*** Block opens ***
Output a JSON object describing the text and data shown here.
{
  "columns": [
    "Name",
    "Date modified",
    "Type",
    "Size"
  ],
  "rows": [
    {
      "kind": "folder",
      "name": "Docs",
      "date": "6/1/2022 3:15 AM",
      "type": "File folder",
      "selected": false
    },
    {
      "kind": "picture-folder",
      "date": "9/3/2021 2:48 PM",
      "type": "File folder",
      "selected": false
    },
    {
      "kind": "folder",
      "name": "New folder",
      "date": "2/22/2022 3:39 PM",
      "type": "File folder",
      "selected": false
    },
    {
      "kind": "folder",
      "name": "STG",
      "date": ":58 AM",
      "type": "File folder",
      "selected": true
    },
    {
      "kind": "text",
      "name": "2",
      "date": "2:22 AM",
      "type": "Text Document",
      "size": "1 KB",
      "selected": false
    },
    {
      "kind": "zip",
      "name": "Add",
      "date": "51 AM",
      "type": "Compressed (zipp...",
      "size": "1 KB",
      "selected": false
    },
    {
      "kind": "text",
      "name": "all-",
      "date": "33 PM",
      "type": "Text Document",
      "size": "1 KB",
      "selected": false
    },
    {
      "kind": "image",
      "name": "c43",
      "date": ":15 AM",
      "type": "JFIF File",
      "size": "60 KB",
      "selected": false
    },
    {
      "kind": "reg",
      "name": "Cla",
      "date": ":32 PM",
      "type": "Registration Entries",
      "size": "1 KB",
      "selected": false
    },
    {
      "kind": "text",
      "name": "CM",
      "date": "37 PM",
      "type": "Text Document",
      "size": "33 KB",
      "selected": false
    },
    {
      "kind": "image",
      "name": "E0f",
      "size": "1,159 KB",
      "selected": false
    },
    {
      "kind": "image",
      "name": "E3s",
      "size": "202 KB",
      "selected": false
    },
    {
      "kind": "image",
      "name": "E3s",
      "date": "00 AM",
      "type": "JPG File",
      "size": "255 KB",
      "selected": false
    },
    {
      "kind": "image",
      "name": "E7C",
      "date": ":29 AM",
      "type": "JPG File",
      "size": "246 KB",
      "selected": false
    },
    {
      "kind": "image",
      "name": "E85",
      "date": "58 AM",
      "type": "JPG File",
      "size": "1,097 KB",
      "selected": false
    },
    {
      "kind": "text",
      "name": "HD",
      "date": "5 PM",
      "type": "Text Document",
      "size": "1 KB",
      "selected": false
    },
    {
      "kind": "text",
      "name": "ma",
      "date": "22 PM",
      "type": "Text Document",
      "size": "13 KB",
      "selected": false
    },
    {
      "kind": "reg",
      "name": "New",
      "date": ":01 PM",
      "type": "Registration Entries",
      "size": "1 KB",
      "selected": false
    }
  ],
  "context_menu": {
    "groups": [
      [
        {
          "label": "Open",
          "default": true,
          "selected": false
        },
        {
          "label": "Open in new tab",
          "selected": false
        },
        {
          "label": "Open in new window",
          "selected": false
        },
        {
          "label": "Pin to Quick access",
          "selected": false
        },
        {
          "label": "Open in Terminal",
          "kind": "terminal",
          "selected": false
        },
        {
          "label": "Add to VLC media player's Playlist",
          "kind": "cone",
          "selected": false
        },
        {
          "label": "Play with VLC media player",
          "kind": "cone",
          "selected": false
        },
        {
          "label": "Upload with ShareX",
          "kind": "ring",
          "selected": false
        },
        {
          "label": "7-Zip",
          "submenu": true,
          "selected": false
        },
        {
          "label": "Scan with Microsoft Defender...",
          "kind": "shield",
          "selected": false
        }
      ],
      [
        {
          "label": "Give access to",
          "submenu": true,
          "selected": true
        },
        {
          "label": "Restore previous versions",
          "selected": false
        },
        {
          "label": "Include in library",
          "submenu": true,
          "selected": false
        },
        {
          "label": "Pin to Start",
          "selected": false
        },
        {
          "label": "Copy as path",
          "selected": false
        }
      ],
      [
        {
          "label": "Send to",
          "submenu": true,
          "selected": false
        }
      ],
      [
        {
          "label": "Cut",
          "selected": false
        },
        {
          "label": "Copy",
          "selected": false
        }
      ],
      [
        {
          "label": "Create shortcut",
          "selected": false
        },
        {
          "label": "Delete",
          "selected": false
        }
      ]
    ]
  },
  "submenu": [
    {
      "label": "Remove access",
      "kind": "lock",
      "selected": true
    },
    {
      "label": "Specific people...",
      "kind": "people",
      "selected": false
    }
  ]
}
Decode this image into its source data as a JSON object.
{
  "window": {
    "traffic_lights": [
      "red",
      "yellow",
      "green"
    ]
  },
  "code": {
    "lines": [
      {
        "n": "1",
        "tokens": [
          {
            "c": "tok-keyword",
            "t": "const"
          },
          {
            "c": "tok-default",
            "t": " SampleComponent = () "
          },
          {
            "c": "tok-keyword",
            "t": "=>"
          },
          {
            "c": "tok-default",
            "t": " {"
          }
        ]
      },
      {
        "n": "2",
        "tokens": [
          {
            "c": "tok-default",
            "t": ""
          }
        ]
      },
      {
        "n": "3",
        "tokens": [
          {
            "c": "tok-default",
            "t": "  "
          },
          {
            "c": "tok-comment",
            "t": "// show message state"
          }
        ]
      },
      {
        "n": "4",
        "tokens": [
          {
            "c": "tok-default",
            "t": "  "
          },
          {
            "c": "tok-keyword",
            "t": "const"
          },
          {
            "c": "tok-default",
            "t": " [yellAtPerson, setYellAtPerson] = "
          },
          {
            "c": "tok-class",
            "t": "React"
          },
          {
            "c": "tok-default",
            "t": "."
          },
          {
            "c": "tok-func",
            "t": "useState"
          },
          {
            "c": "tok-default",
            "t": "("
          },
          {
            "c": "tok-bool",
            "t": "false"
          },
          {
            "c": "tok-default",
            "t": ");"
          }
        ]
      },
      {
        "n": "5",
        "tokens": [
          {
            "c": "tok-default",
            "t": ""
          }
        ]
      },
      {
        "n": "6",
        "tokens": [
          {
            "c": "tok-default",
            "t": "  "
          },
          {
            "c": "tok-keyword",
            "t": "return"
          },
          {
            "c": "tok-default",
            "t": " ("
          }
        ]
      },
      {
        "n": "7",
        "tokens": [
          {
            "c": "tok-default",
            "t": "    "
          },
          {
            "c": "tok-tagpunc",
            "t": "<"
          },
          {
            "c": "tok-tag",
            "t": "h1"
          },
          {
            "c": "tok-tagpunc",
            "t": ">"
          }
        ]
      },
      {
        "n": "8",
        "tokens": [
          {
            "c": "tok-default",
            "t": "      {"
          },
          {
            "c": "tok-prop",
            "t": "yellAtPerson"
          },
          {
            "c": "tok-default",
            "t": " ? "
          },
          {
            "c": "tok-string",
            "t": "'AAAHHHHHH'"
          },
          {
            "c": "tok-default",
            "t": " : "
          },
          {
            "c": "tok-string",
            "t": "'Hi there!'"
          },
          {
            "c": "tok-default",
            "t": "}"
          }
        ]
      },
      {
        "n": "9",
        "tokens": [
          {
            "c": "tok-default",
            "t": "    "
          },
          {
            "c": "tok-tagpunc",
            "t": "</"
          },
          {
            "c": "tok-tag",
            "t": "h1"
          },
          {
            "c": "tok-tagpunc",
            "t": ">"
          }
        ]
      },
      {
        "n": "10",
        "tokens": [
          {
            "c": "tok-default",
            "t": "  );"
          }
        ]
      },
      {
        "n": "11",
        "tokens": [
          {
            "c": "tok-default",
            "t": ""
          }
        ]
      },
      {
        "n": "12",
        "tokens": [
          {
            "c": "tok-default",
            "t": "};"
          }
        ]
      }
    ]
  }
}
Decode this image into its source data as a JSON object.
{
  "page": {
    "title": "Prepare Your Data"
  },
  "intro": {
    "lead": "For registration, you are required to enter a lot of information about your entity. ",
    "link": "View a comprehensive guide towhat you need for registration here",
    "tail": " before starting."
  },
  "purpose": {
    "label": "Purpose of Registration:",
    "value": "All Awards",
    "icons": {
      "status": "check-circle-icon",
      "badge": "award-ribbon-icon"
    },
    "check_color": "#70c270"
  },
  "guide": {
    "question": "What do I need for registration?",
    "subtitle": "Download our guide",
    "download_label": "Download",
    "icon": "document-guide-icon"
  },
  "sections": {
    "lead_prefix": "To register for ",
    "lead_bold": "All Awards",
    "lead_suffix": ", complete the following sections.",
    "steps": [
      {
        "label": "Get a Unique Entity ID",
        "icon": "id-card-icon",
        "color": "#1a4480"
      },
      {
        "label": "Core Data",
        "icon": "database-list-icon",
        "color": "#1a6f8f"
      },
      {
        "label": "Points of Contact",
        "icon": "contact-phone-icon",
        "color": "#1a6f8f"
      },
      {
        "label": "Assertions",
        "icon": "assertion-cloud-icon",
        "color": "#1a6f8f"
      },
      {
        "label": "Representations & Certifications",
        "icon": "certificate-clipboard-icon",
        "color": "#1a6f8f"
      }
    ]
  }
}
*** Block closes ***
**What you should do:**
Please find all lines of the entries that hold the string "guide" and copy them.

**Solution for this exercise:**
    "link": "View a comprehensive guide towhat you need for registration here",
  "guide": {
    "subtitle": "Download our guide",
    "icon": "document-guide-icon"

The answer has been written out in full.